To store summer squash, harvest small squash and place, unwashed in plastic bags in the crisper drawer of the refrigerator. Wash the squash just before preparation. As with most vegetables, water droplets promote decay during storage. The storage life of summer squash is brief, so use within two to three days.
Squash blossoms are edible flowers, raw or cooked. Both summer and winter squash blossoms can be battered and fried in a little oil for a wonderful taste sensation. Harvest only the male blossoms unless the goal is to reduce production. Male blossoms are easily distinguished from the female blossoms. The stem of the male blossom is thin and trim. The stem of the female blossom is very thick. At the base of the female flower below the petals is a small bulge, which is the developing squash.
Always leave a few male blossoms on the vine for pollination purposes. There are always many more male flowers than female. Harvest only the male squash blossoms unless you are trying to reduce production. The female blossom can be harvested with a tiny squash growing at the end and used in recipes along with full blossoms. Use the blossom of any variety of summer or winter squash in your favorite squash blossom recipe.
Use pruning shears or a sharp knife to cut squash blossoms at midday when the petals are open, leaving one inch of stem. Gently rinse in a pan of cool water and store in ice water in the refrigerator until ready to use. The flowers can be stored for a few hours or up to 1 or 2 days. If you’ve never eaten squash blossoms, you are in for a treat. A recipe for Stuffed Squash Blossoms is in the recipe portion of this section.
Because summer squash is immature, they are considerably lower in nutritional value than their winter counterparts. Generally, there is little variation in nutritional value between varieties. The peel is where many of the nutrients hide, so never peel summer squash.
Preparation & Serving
Summer squash can be grilled, steamed, boiled, sauteed, fried or used in stir fry recipes. They mix well with onions, tomatoes and okra in vegetable medleys. Summer squash can be used interchangeably in most recipes. Tinybaby squash can be used as appetizers, or left whole and sauteed with other vegetables.
Don’t waste male squash blossoms by leaving them in the garden. If you do not have the time or inclination to prepare them separately, toss them in the salad bowl or add to any squash preparation.
Cooking summer squash seeds, like pumpkin seeds, are delicious.
Canning is not recommended because the tender summer squash will simply turn to mush during processing, unless you are making pickles. Zucchini can be substituted for cucumbers in some pickle recipes. The results are especially good in your favorite recipes for Bread and Butter Pickles.

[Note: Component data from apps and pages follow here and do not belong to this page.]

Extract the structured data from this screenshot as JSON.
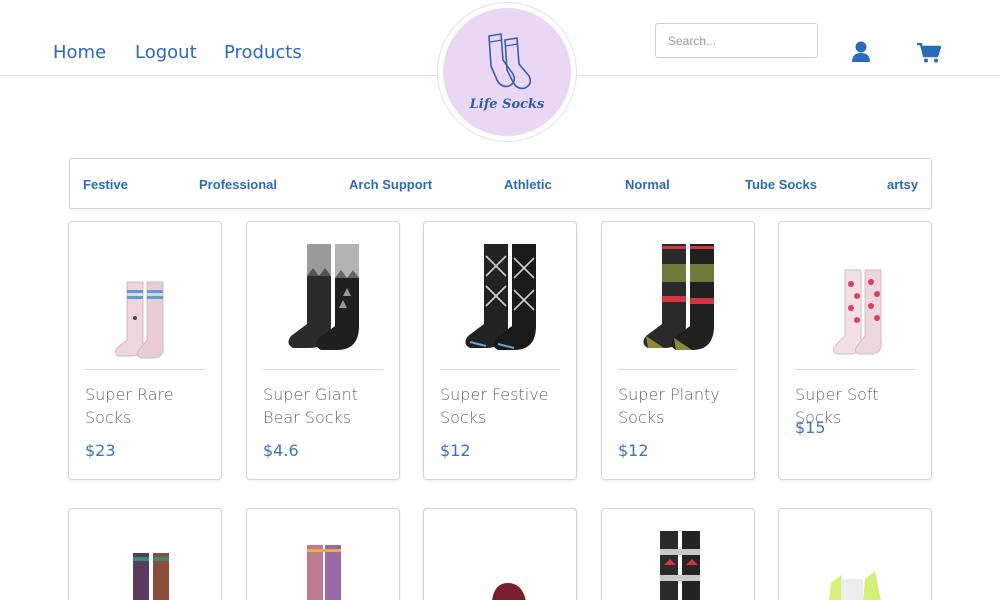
{
  "nav": {
    "home": "Home",
    "logout": "Logout",
    "products": "Products"
  },
  "logo": {
    "text": "Life Socks"
  },
  "search": {
    "placeholder": "Search..."
  },
  "icons": {
    "user": "user-icon",
    "cart": "cart-icon"
  },
  "colors": {
    "accent": "#2a6bb8",
    "logo_bg": "#ead7f4",
    "price": "#3b73c0"
  },
  "categories": [
    "Festive",
    "Professional",
    "Arch Support",
    "Athletic",
    "Normal",
    "Tube Socks",
    "artsy"
  ],
  "products": [
    {
      "name": "Super Rare Socks",
      "price": "$23"
    },
    {
      "name": "Super Giant Bear Socks",
      "price": "$4.6"
    },
    {
      "name": "Super Festive Socks",
      "price": "$12"
    },
    {
      "name": "Super Planty Socks",
      "price": "$12"
    },
    {
      "name": "Super Soft Socks",
      "price": "$15"
    }
  ]
}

Blanch and freeze cubes or slices of summer squash or grate and freeze Zucchini, unblanched for making Zucchini bread. The best way to use over grown (10 to 12 inches) zucchini is to grate it and use in zucchini bread. Cut the squash in half lengthwise and cut away the seedy middle section. Wash, grate and freeze in one cup portions. Use zip closure freezer bags or rigid freezer containers leaving 1/2 inch head space. Over size zucchini can also be used to make canned zucchini chutney. The over 12-inch monsters should go on the compost heap.